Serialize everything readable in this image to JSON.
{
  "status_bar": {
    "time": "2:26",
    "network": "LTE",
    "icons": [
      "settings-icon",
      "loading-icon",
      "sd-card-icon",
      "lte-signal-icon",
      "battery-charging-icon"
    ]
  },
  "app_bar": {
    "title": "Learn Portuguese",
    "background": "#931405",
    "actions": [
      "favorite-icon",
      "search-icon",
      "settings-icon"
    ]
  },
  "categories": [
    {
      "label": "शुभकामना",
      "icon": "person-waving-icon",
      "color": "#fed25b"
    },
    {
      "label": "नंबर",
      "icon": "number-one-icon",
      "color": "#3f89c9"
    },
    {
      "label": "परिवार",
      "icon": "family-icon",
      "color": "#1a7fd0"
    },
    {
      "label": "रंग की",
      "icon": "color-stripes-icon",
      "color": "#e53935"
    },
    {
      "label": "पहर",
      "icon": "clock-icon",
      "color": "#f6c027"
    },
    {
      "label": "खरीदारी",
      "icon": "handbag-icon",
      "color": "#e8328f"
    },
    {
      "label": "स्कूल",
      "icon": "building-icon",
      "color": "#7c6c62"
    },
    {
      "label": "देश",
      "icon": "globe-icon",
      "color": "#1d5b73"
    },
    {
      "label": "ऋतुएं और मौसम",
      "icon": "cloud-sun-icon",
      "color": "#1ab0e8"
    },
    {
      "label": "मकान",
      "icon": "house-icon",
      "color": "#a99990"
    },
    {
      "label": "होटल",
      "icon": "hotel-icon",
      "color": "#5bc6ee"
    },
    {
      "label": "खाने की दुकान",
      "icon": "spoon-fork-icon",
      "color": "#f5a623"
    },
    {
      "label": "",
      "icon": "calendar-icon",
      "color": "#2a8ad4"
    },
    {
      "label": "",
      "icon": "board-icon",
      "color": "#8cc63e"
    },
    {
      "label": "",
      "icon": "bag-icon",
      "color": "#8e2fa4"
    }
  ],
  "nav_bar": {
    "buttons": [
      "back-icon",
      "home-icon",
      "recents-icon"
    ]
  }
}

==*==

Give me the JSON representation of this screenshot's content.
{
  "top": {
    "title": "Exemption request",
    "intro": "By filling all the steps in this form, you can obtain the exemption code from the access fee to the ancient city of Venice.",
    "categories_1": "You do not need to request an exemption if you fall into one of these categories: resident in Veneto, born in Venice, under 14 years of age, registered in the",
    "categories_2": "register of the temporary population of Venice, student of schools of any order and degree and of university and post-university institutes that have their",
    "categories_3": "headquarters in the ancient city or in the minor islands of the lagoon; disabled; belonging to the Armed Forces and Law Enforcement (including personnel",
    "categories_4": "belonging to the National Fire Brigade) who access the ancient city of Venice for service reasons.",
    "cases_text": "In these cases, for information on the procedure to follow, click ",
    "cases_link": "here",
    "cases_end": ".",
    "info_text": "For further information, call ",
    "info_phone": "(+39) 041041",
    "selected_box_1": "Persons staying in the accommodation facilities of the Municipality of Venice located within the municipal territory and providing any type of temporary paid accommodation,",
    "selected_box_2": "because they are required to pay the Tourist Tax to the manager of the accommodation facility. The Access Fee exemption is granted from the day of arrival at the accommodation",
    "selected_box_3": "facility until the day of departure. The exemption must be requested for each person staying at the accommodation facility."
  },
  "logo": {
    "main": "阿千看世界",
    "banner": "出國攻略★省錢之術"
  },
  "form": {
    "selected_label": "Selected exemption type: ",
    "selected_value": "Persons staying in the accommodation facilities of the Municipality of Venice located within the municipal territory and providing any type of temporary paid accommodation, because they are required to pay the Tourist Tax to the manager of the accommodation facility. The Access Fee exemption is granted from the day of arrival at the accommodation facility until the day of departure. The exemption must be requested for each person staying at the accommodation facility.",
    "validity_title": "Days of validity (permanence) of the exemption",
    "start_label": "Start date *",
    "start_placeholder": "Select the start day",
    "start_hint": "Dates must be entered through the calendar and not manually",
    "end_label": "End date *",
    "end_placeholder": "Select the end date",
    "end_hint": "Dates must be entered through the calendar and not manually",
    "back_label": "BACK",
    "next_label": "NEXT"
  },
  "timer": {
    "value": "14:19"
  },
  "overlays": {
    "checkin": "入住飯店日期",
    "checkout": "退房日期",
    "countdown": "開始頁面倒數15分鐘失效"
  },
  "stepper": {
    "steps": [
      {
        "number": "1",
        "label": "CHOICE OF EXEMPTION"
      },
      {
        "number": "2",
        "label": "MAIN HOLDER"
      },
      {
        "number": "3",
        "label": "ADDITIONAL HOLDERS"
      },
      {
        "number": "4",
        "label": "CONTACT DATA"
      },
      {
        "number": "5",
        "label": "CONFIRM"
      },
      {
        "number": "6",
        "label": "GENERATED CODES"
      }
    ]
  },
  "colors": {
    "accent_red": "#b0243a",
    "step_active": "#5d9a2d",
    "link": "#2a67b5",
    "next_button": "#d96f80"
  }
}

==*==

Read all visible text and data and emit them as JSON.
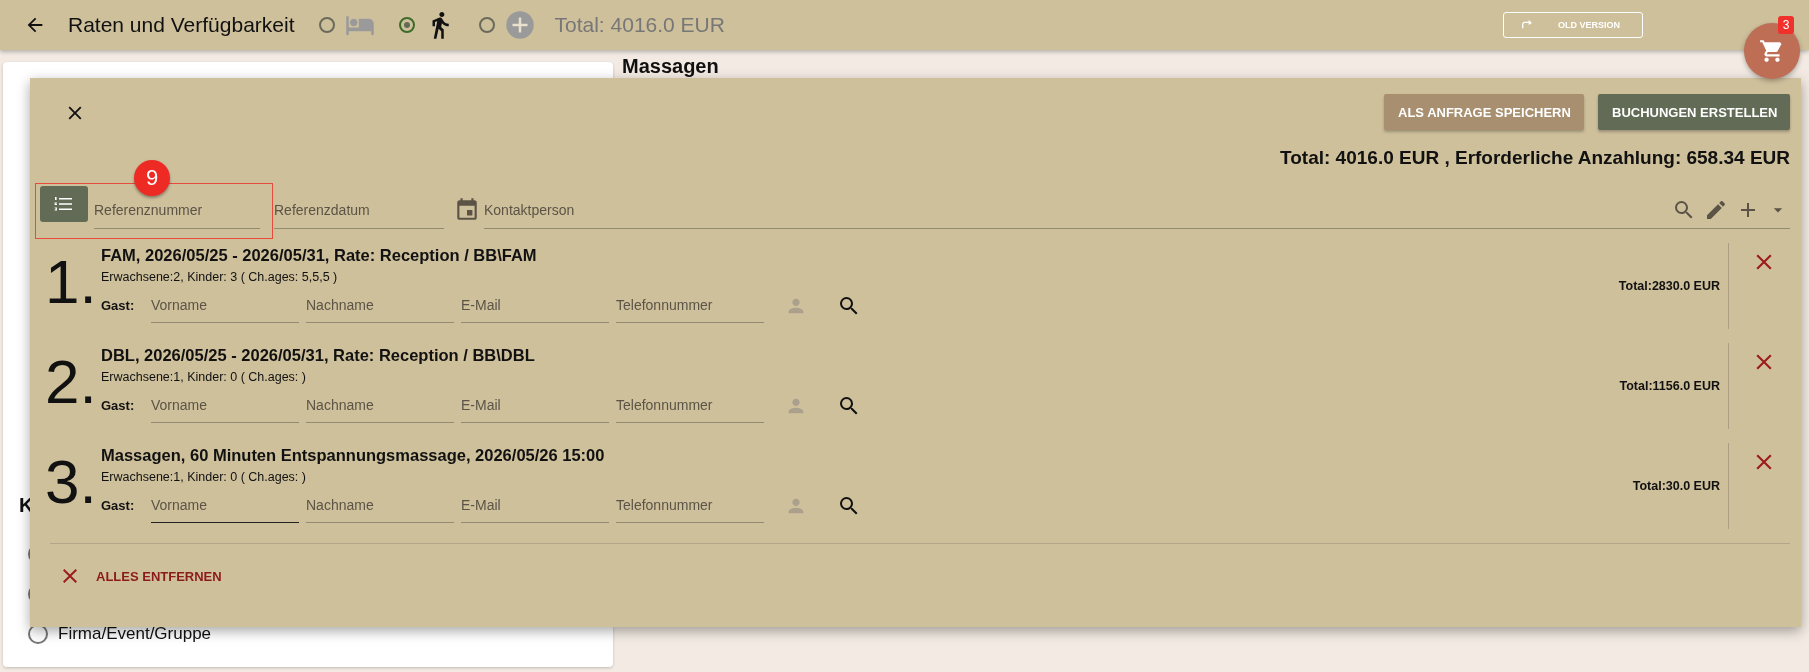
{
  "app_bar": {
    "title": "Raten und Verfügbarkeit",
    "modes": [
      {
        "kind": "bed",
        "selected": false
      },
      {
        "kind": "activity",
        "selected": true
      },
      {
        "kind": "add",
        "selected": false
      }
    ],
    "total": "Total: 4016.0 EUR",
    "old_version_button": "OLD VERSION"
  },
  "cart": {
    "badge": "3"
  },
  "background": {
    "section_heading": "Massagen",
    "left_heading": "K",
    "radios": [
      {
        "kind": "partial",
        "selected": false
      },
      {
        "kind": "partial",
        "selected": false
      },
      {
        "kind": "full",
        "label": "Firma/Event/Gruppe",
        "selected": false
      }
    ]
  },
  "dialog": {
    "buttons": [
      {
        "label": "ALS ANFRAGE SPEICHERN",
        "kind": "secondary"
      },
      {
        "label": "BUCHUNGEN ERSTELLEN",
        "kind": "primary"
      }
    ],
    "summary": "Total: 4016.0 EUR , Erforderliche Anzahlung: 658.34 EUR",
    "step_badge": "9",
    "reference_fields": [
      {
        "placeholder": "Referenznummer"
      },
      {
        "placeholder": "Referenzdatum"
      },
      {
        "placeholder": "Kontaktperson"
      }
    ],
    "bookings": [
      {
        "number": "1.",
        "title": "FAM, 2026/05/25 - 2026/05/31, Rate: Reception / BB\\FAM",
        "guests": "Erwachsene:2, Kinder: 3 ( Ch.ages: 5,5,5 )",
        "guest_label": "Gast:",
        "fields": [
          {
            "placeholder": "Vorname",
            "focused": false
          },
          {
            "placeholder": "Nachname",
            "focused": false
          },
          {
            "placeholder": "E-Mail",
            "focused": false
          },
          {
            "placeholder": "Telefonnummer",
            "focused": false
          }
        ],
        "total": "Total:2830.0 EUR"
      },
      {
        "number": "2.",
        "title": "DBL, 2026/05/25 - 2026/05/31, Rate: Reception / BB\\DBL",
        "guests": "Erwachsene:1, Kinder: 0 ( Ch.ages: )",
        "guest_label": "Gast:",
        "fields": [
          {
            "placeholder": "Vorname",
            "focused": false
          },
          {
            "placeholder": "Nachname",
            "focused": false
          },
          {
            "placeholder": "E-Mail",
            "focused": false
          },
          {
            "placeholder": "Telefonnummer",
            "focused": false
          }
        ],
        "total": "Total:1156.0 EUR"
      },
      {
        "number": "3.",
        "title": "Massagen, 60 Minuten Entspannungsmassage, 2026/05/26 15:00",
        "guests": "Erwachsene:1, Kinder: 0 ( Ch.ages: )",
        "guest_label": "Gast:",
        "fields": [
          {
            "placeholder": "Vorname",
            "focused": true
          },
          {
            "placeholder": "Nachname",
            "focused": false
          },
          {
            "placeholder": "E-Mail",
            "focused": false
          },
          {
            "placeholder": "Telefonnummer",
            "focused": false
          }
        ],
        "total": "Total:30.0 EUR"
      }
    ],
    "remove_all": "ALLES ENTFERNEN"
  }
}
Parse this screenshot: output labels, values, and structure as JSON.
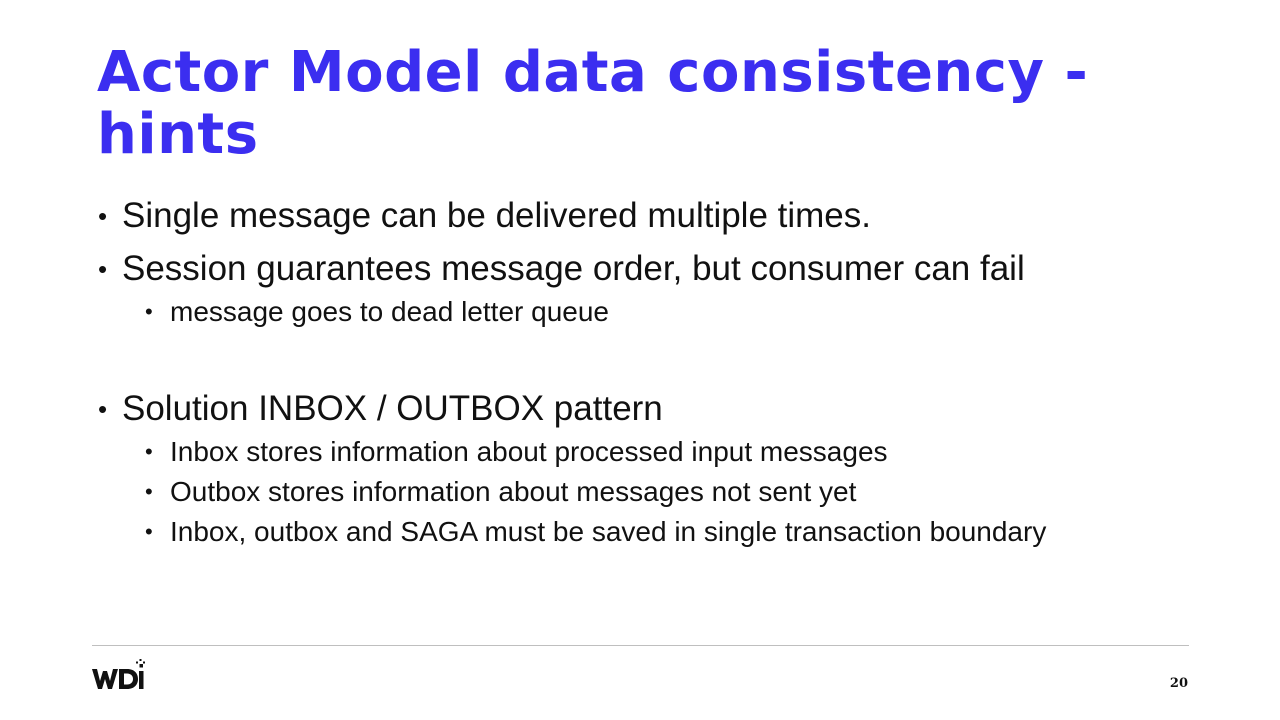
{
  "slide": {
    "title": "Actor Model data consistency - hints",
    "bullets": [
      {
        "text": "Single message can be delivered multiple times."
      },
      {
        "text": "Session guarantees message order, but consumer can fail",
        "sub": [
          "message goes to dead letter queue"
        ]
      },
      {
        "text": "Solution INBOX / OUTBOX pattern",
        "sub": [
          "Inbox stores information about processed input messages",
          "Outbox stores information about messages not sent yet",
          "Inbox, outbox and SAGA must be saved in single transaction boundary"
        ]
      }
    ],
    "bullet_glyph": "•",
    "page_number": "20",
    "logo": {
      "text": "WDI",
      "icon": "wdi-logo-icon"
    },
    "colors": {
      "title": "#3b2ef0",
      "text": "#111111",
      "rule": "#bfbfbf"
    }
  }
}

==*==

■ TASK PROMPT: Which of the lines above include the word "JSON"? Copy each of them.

■ RESULT FOR THIS EXERCISE:
Serialize everything readable in this image to JSON.
Give me the JSON representation of this screenshot's content.
Read all visible text and data and emit them as JSON.
Parse this screenshot: output labels, values, and structure as JSON.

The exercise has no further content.